The problem with the 0.08+ statistics is that they are based on a data set which is fundamentally flawed and biased. 2/3 of the people from the San Diego validation study (where the 0.08 was validated) were above a 0.10 BAC. To put it in easier terms, without even performing the tests an officer could accurately predict someone being over 0.10 with a 66% accuracy rate.
When you look at the three test battery, it is very good at accurately predicting someone is lower than 0.08 when their BAC is say less than 0.04. They are accurate is predicting someone is higher than 0.08 when someone have a measured BAC of greater than 0.10. But when you look at the target zone BACs, where an officer really needs these tests to be accurate (0.06 - 0.08) the accuracy rate of the tests are between 30% - 60% accurate. A subject is 6 times more likely to be found falsely above 0.08, rather than falsely below 0.08. All based on the San Diego validation study data.

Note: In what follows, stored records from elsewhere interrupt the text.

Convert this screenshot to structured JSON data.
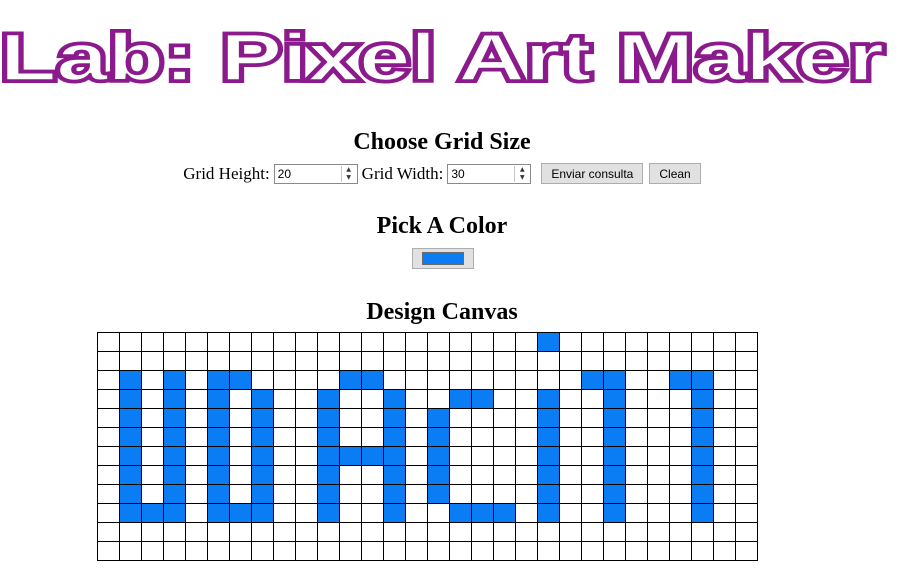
{
  "page": {
    "title": "Lab: Pixel Art Maker",
    "title_color": "#8b1a8c"
  },
  "grid_section": {
    "heading": "Choose Grid Size",
    "height_label": "Grid Height:",
    "height_value": "20",
    "width_label": "Grid Width:",
    "width_value": "30",
    "submit_label": "Enviar consulta",
    "clean_label": "Clean"
  },
  "color_section": {
    "heading": "Pick A Color",
    "selected_color": "#0a7cf4"
  },
  "canvas_section": {
    "heading": "Design Canvas",
    "paint_color": "#0a7cf4",
    "visible_rows": 12,
    "visible_cols": 30,
    "painted_cells": [
      [
        0,
        20
      ],
      [
        2,
        1
      ],
      [
        2,
        3
      ],
      [
        2,
        5
      ],
      [
        2,
        6
      ],
      [
        2,
        11
      ],
      [
        2,
        12
      ],
      [
        2,
        22
      ],
      [
        2,
        23
      ],
      [
        2,
        26
      ],
      [
        2,
        27
      ],
      [
        3,
        1
      ],
      [
        3,
        3
      ],
      [
        3,
        5
      ],
      [
        3,
        7
      ],
      [
        3,
        10
      ],
      [
        3,
        13
      ],
      [
        3,
        16
      ],
      [
        3,
        17
      ],
      [
        3,
        20
      ],
      [
        3,
        23
      ],
      [
        3,
        27
      ],
      [
        4,
        1
      ],
      [
        4,
        3
      ],
      [
        4,
        5
      ],
      [
        4,
        7
      ],
      [
        4,
        10
      ],
      [
        4,
        13
      ],
      [
        4,
        15
      ],
      [
        4,
        20
      ],
      [
        4,
        23
      ],
      [
        4,
        27
      ],
      [
        5,
        1
      ],
      [
        5,
        3
      ],
      [
        5,
        5
      ],
      [
        5,
        7
      ],
      [
        5,
        10
      ],
      [
        5,
        13
      ],
      [
        5,
        15
      ],
      [
        5,
        20
      ],
      [
        5,
        23
      ],
      [
        5,
        27
      ],
      [
        6,
        1
      ],
      [
        6,
        3
      ],
      [
        6,
        5
      ],
      [
        6,
        7
      ],
      [
        6,
        10
      ],
      [
        6,
        11
      ],
      [
        6,
        12
      ],
      [
        6,
        13
      ],
      [
        6,
        15
      ],
      [
        6,
        20
      ],
      [
        6,
        23
      ],
      [
        6,
        27
      ],
      [
        7,
        1
      ],
      [
        7,
        3
      ],
      [
        7,
        5
      ],
      [
        7,
        7
      ],
      [
        7,
        10
      ],
      [
        7,
        13
      ],
      [
        7,
        15
      ],
      [
        7,
        20
      ],
      [
        7,
        23
      ],
      [
        7,
        27
      ],
      [
        8,
        1
      ],
      [
        8,
        3
      ],
      [
        8,
        5
      ],
      [
        8,
        7
      ],
      [
        8,
        10
      ],
      [
        8,
        13
      ],
      [
        8,
        15
      ],
      [
        8,
        20
      ],
      [
        8,
        23
      ],
      [
        8,
        27
      ],
      [
        9,
        1
      ],
      [
        9,
        2
      ],
      [
        9,
        3
      ],
      [
        9,
        5
      ],
      [
        9,
        6
      ],
      [
        9,
        7
      ],
      [
        9,
        10
      ],
      [
        9,
        13
      ],
      [
        9,
        16
      ],
      [
        9,
        17
      ],
      [
        9,
        18
      ],
      [
        9,
        20
      ],
      [
        9,
        23
      ],
      [
        9,
        27
      ]
    ]
  }
}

And that is from a peer reviewed article "Statistical Evaluation of Standardized Field Sobriety Tests" by Hlastala et all, published in the Journal of Forensic Science May 2005 Vol 50 No 3.